The death toll from a series of explosions in Brazzaville, Republic of Congo has topped 200 including at least 6 Chinese, the official China Daily reports. Several powerful blasts rocked the city on March 4 at 8am local time, destroying an arms and munitions depot and leveling neighboring buildings and destroying vehicles near the scene. The blasts shattered the window panels of Xinhua’s local bureau and were heard across the Congo River in Kinshasa. At a nearby construction site dozens of the 140 Beijing Construction Engineering Group’s Chinese workers were injured, some seriously. Congo’s President Denis Sassou Nguesso visited them and promised to strengthen the protection of Chinese personnel in the country.
Chinese Minister of Commerce Chen Deming said that due to a lack of security Chinese companies will not return to Libya and demanded the Libyan authorities compensate them for losses suffered during last year’s civil war. China’s construction projects were under artillery attack and suffered heavy financial losses during the war, including housing projects worth more than $10 billion, the semi-official Global Timesreports. Meanwhile, at a UN Security Council meeting on Libya, Wang Min, deputy permanent representative of China to the UN, called for further investigation into NATO’s airstrikes against the Gadhafi regime.
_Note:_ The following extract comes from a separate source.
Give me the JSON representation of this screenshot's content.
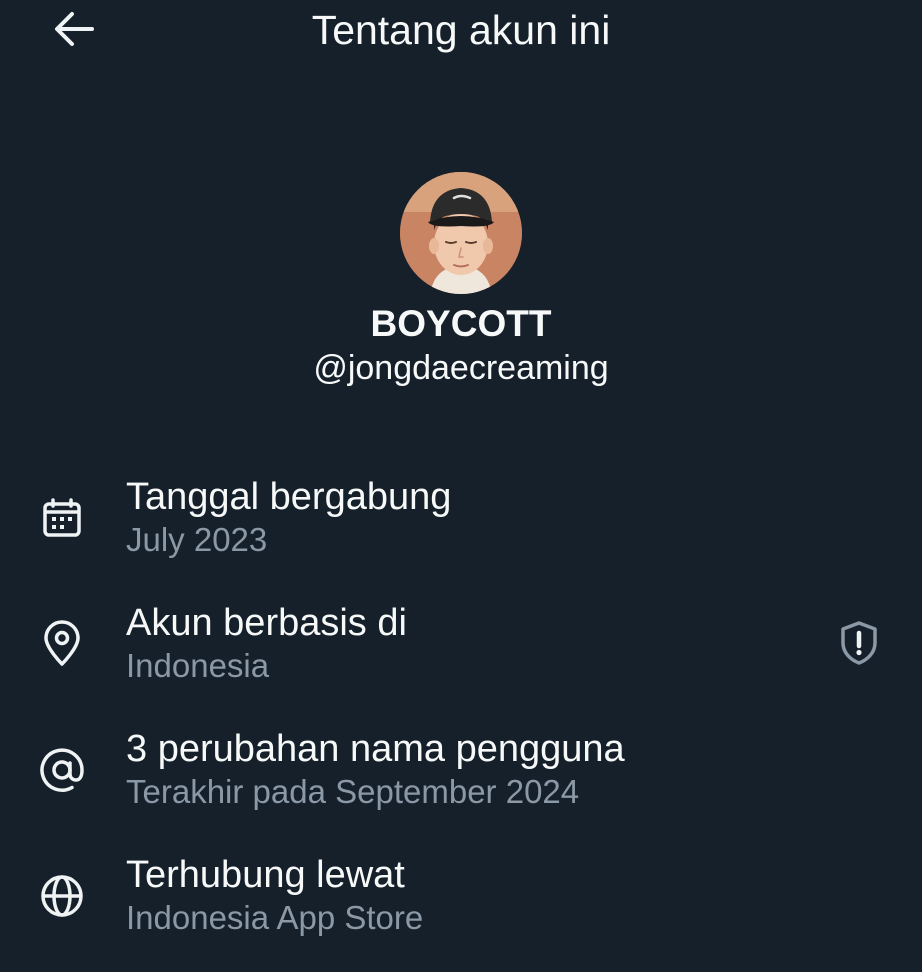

Wang said the massive migration and proliferation of weapons caused by the Libyan conflict continues to affect the economic and social development of Libya’s neighboring countries, the official People’s Daily reports.
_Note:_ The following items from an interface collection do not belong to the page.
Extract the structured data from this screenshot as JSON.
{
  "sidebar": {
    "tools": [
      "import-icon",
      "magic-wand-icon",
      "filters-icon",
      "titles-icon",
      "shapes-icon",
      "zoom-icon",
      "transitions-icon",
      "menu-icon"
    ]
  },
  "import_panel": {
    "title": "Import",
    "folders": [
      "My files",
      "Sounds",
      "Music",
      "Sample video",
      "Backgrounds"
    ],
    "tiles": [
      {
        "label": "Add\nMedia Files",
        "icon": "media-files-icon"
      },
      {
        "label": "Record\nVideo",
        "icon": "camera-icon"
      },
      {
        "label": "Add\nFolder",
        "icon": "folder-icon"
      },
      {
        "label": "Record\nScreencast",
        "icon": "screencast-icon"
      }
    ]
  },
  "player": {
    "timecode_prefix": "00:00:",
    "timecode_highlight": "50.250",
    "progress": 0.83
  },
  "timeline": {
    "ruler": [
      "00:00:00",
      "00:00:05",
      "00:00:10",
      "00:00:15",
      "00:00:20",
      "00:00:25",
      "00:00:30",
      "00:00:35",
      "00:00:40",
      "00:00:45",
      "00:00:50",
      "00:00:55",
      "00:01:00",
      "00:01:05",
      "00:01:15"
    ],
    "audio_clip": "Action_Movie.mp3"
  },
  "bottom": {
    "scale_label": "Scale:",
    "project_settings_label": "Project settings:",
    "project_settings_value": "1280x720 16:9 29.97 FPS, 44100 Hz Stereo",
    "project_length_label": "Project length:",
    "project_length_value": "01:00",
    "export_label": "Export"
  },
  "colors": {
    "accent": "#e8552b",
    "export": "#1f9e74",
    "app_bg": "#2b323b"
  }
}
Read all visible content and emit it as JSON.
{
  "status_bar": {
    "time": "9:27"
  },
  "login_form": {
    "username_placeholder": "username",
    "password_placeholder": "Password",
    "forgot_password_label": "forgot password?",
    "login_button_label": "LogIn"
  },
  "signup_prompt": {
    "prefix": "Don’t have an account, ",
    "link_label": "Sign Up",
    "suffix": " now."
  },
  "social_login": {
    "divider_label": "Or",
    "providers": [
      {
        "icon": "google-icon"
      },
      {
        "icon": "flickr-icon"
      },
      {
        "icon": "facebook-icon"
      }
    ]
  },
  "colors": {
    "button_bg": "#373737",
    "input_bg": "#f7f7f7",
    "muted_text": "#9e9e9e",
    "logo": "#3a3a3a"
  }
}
Cyber attacks against foreign computer networks are fundamental to China’s military strategies with the potential to cause a “catastrophic failure of systems and networks supporting critical infrastructure for [U.S.] national security or public safety,” according to a report by Northrop Grumman Corp sponsored by the Congressionally-mandated U.S.-China Economic and Security Review Commission. “Chinese capabilities in computer network operations have advanced sufficiently to pose genuine risk to U.S. military operations in the event of a conflict,” the report said. China is “leveraging all available resources to create a diverse, technically advanced ability to operate in cyberspace.” In a crisis over Taiwan or in the South China Sea Chinese cyber attacks could delay or degrade a U.S. military response, the report said according to Reuters.